Which lines run from the one containing "Parse this screenshot: output" through the end of the data? Write them out exactly, with the pictures left out.

** Opening SUPPLIED ENTRIES block **

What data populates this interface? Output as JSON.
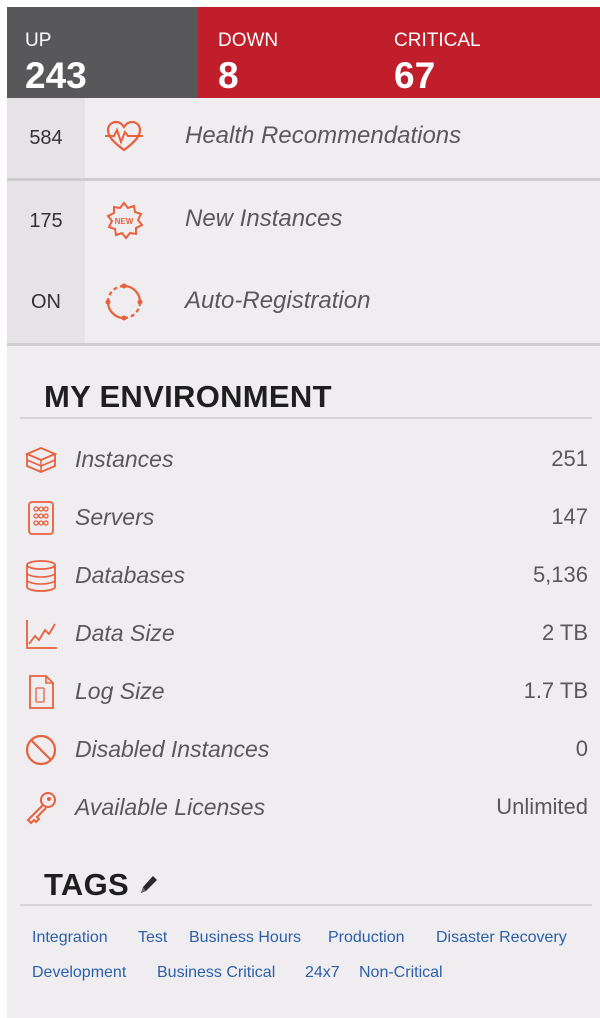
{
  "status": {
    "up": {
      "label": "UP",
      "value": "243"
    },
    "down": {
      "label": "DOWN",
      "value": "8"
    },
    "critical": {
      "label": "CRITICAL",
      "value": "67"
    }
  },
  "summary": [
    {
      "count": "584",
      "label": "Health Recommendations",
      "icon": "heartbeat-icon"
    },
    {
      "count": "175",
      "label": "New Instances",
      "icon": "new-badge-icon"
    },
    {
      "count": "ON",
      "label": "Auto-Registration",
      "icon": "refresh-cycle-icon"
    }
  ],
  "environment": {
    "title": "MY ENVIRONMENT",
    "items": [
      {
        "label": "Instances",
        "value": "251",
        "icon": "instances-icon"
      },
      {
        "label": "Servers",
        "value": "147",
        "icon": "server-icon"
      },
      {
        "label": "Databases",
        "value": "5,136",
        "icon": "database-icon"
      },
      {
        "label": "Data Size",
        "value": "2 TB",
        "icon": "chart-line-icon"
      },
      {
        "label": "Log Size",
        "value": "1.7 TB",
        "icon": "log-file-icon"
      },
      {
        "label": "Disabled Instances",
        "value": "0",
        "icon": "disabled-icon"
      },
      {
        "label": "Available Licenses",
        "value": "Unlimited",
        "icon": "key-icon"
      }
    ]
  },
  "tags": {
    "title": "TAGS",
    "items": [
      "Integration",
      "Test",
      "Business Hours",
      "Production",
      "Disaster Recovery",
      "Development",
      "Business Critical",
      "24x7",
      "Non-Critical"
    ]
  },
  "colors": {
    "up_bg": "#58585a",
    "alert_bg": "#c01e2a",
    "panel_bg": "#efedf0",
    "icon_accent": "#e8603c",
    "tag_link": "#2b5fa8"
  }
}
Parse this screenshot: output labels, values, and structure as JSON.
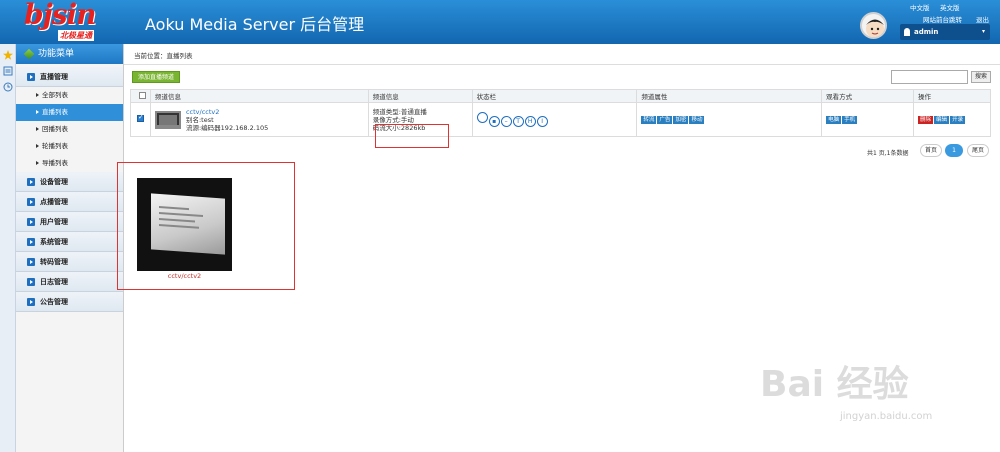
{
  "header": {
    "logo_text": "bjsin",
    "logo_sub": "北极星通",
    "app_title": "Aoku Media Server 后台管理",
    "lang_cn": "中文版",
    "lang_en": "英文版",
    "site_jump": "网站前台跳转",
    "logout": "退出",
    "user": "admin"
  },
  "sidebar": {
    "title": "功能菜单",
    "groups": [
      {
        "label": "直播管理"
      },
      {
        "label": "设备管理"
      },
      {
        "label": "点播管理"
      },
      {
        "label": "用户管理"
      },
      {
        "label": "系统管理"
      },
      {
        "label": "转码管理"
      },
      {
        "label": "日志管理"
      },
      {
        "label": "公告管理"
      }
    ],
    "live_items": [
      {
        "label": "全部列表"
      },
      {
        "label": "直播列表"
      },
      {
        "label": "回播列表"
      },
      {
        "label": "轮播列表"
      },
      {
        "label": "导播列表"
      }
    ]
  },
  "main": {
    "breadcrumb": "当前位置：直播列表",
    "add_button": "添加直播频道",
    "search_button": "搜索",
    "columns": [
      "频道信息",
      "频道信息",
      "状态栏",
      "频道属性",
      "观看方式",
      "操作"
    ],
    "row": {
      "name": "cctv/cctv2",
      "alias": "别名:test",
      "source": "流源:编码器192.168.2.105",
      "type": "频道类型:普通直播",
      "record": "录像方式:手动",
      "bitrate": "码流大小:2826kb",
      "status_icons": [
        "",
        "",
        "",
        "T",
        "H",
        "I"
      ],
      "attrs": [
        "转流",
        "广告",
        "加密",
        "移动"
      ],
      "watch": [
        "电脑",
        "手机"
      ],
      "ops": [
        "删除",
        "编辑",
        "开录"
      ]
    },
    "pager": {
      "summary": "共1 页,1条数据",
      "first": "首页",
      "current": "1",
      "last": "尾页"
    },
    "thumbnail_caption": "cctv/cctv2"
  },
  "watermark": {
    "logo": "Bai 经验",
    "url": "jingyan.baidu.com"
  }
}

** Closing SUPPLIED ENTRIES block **

SOLUTION TO THE EXERCISE:
Parse this screenshot: output labels, values, and structure as JSON.
{
  "header": {
    "logo_text": "bjsin",
    "logo_sub": "北极星通",
    "app_title": "Aoku Media Server 后台管理",
    "lang_cn": "中文版",
    "lang_en": "英文版",
    "site_jump": "网站前台跳转",
    "logout": "退出",
    "user": "admin"
  },
  "sidebar": {
    "title": "功能菜单",
    "groups": [
      {
        "label": "直播管理"
      },
      {
        "label": "设备管理"
      },
      {
        "label": "点播管理"
      },
      {
        "label": "用户管理"
      },
      {
        "label": "系统管理"
      },
      {
        "label": "转码管理"
      },
      {
        "label": "日志管理"
      },
      {
        "label": "公告管理"
      }
    ],
    "live_items": [
      {
        "label": "全部列表"
      },
      {
        "label": "直播列表"
      },
      {
        "label": "回播列表"
      },
      {
        "label": "轮播列表"
      },
      {
        "label": "导播列表"
      }
    ]
  },
  "main": {
    "breadcrumb": "当前位置：直播列表",
    "add_button": "添加直播频道",
    "search_button": "搜索",
    "columns": [
      "频道信息",
      "频道信息",
      "状态栏",
      "频道属性",
      "观看方式",
      "操作"
    ],
    "row": {
      "name": "cctv/cctv2",
      "alias": "别名:test",
      "source": "流源:编码器192.168.2.105",
      "type": "频道类型:普通直播",
      "record": "录像方式:手动",
      "bitrate": "码流大小:2826kb",
      "status_icons": [
        "",
        "",
        "",
        "T",
        "H",
        "I"
      ],
      "attrs": [
        "转流",
        "广告",
        "加密",
        "移动"
      ],
      "watch": [
        "电脑",
        "手机"
      ],
      "ops": [
        "删除",
        "编辑",
        "开录"
      ]
    },
    "pager": {
      "summary": "共1 页,1条数据",
      "first": "首页",
      "current": "1",
      "last": "尾页"
    },
    "thumbnail_caption": "cctv/cctv2"
  },
  "watermark": {
    "logo": "Bai 经验",
    "url": "jingyan.baidu.com"
  }
}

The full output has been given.